Setting vm_inherit to VM_INHERIT_SHARE and forking a child task is the only way two Mach tasks can share physical memory. Remember that all the threads of a given task share all the same memory.

The function returns KERN_SUCCESS if the memory inheritance was successfully set and KERN_INVALID_ADDRESS if an invalid or non-allocated address was specified.

— Function: kern_return_t vm_wire (host_priv_t host_priv, vm_task_t target_task, vm_address_t address, vm_size_t size, vm_prot_t access)

The function vm_wire allows privileged applications to control memory pageability. host_priv is the privileged host port for the host on which target_task resides. address is the starting address, which will be rounded down to a page boundary. size is the size in bytes of the region for which protection is to change, and will be rounded up to give a page boundary. access specifies the types of accesses that must not cause page faults.

The semantics of a successful vm_wire operation are that memory in the specified range will not cause page faults for any accesses included in access. Data memory can be made non-pageable (wired) with a access argument of VM_PROT_READ | VM_PROT_WRITE. A special case is that VM_PROT_NONE makes the memory pageable.
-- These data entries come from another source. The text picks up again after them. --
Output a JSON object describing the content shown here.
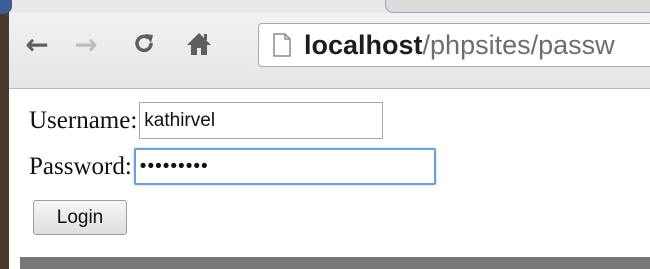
{
  "browser": {
    "nav": {
      "back_icon": "arrow-left-icon",
      "forward_icon": "arrow-right-icon",
      "reload_icon": "reload-icon",
      "home_icon": "home-icon"
    },
    "address": {
      "host": "localhost",
      "path": "/phpsites/passw"
    }
  },
  "form": {
    "username_label": "Username:",
    "username_value": "kathirvel",
    "password_label": "Password:",
    "password_value": "•••••••••",
    "login_label": "Login"
  },
  "colors": {
    "focus_border": "#6d9fd8",
    "url_host": "#1d1d1d",
    "url_path": "#6d6d6d"
  }
}
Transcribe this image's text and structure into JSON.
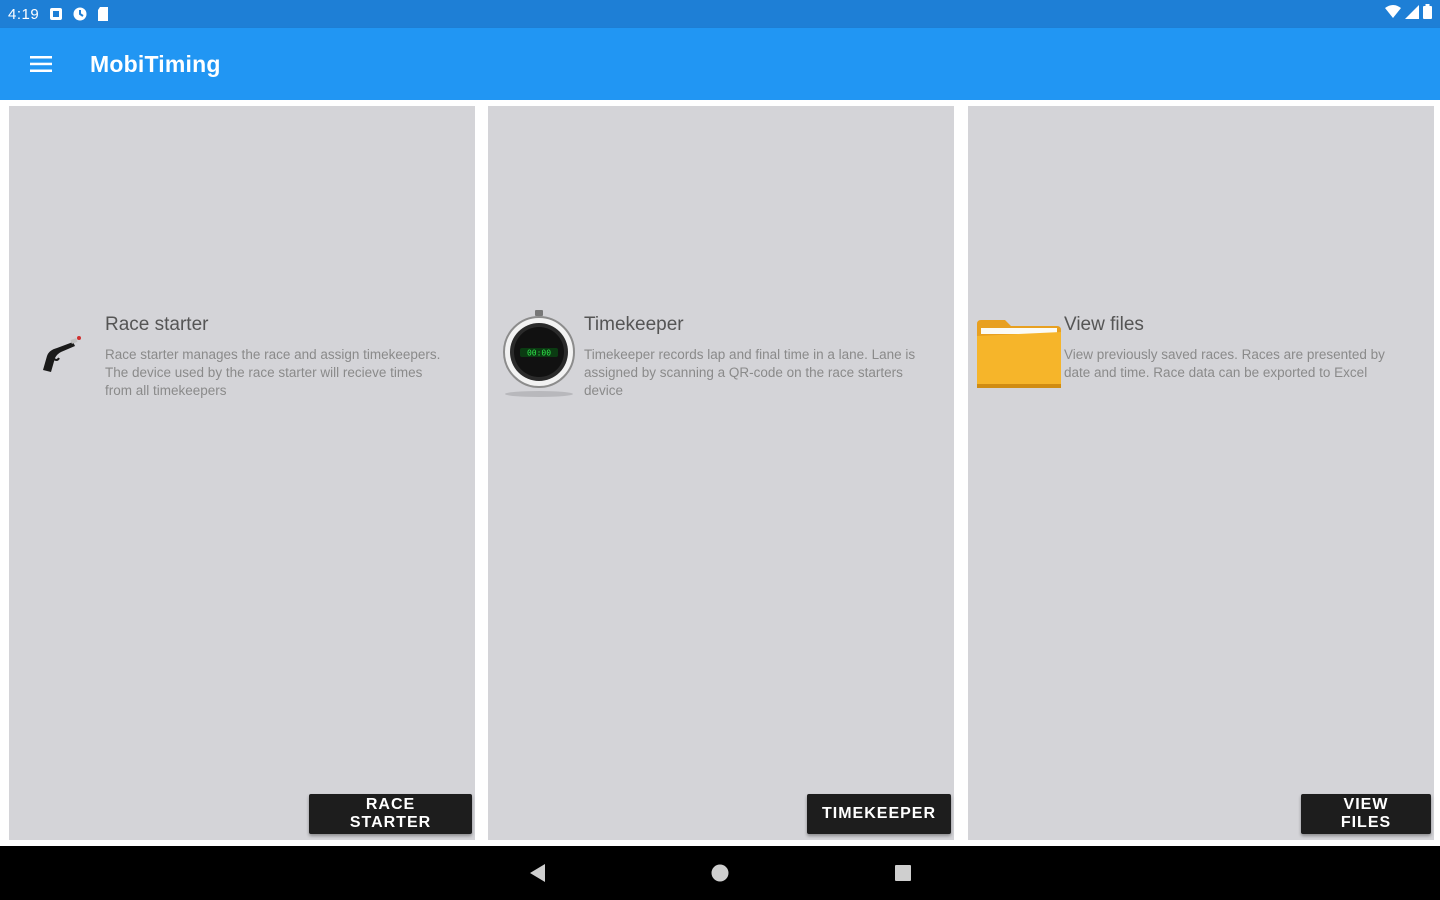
{
  "status_bar": {
    "time": "4:19",
    "icons_left": [
      "notification-icon",
      "notification-icon",
      "sd-card-icon"
    ],
    "icons_right": [
      "wifi-icon",
      "signal-icon",
      "battery-icon"
    ]
  },
  "app_bar": {
    "title": "MobiTiming",
    "menu_icon": "hamburger-menu-icon"
  },
  "cards": [
    {
      "title": "Race starter",
      "description": "Race starter manages the race and assign timekeepers. The device used by the race starter will recieve times from all timekeepers",
      "button_label": "RACE STARTER",
      "icon": "starter-pistol-icon"
    },
    {
      "title": "Timekeeper",
      "description": "Timekeeper records lap and final time in a lane. Lane is assigned by scanning a QR-code on the race starters device",
      "button_label": "TIMEKEEPER",
      "icon": "stopwatch-icon"
    },
    {
      "title": "View files",
      "description": "View previously saved races. Races are presented by date and time. Race data can be exported to Excel",
      "button_label": "VIEW FILES",
      "icon": "folder-icon"
    }
  ],
  "nav_bar": {
    "buttons": [
      "back-icon",
      "home-icon",
      "recents-icon"
    ]
  },
  "colors": {
    "status_bar": "#1e7fd6",
    "app_bar": "#2196f3",
    "card_bg": "#d4d4d8",
    "button_bg": "#1d1d1d",
    "nav_bar": "#000000"
  }
}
The function returns KERN_SUCCESS if the call succeeded, KERN_INVALID_HOST if host_priv was not the privileged host port, KERN_INVALID_TASK if task was not a valid task, KERN_INVALID_VALUE if access specified an invalid access mode, KERN_FAILURE if some memory in the specified range is not present or has an inappropriate protection value, and KERN_INVALID_ARGUMENT if unwiring (access is VM_PROT_NONE) and the memory is not already wired.

The vm_wire call is actually an RPC to host_priv, normally a send right for a privileged host port, but potentially any send right. In addition to the normal diagnostic return codes from the call's server (normally the kernel), the call may return mach_msg return codes.
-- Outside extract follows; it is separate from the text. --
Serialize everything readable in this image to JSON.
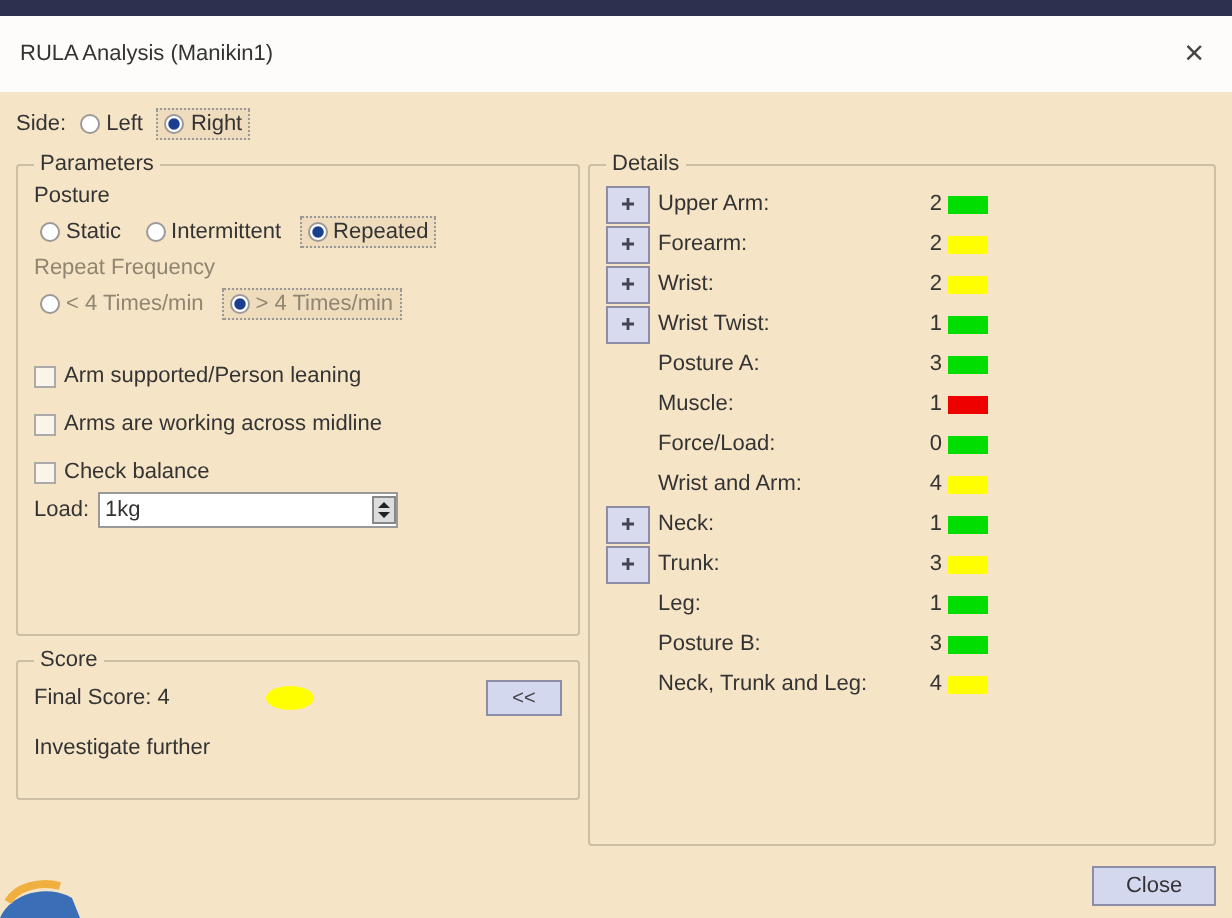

— Function: kern_return_t vm_machine_attribute (vm_task_t task, vm_address_t address, vm_size_t size, vm_prot_t access, vm_machine_attribute_t attribute, vm_machine_attribute_val_t value)

The function vm_machine_attribute specifies machine-specific attributes for a VM mapping, such as cachability, migrability, replicability. This is used on machines that allow the user control over the cache (this is the case for MIPS architectures) or placement of memory pages as in NUMA architectures (Non-Uniform Memory Access time) such as the IBM ACE multiprocessor.

Machine-specific attributes can be consider additions to the machine-independent ones such as protection and inheritance, but they are not guaranteed to be supported by any given machine. Moreover, implementations of Mach on new architectures might find the need for new attribute types and or values besides the ones defined in the initial implementation.

The types currently defined are

Controls caching of memory pages
Controls migrability of memory pages
Controls replication of memory pages

Corresponding values, and meaning of a specific call to vm_machine_attribute

Enables the attribute. Being enabled is the default value for any applicable attribute.
Disables the attribute, making memory non-cached, or non-migratable, or non-replicatable.
Returns the current value of the attribute for the memory segment. If the attribute does not apply uniformly to the given range the value returned applies to the initial portion of the segment only.
Flush the memory pages from the Cache. The size value in this case might be meaningful even if not a multiple of the page size, depending on the implementation.
Same as above, applied to the Instruction Cache alone.
Same as above, applied to the Data Cache alone.

The function returns KERN_SUCCESS if call succeeded, and KERN_INVALID_ARGUMENT if task is not a task, or address and size do not define a valid address range in task, or attribute is not a valid attribute type, or it is not implemented, or value is not a permissible value for attribute.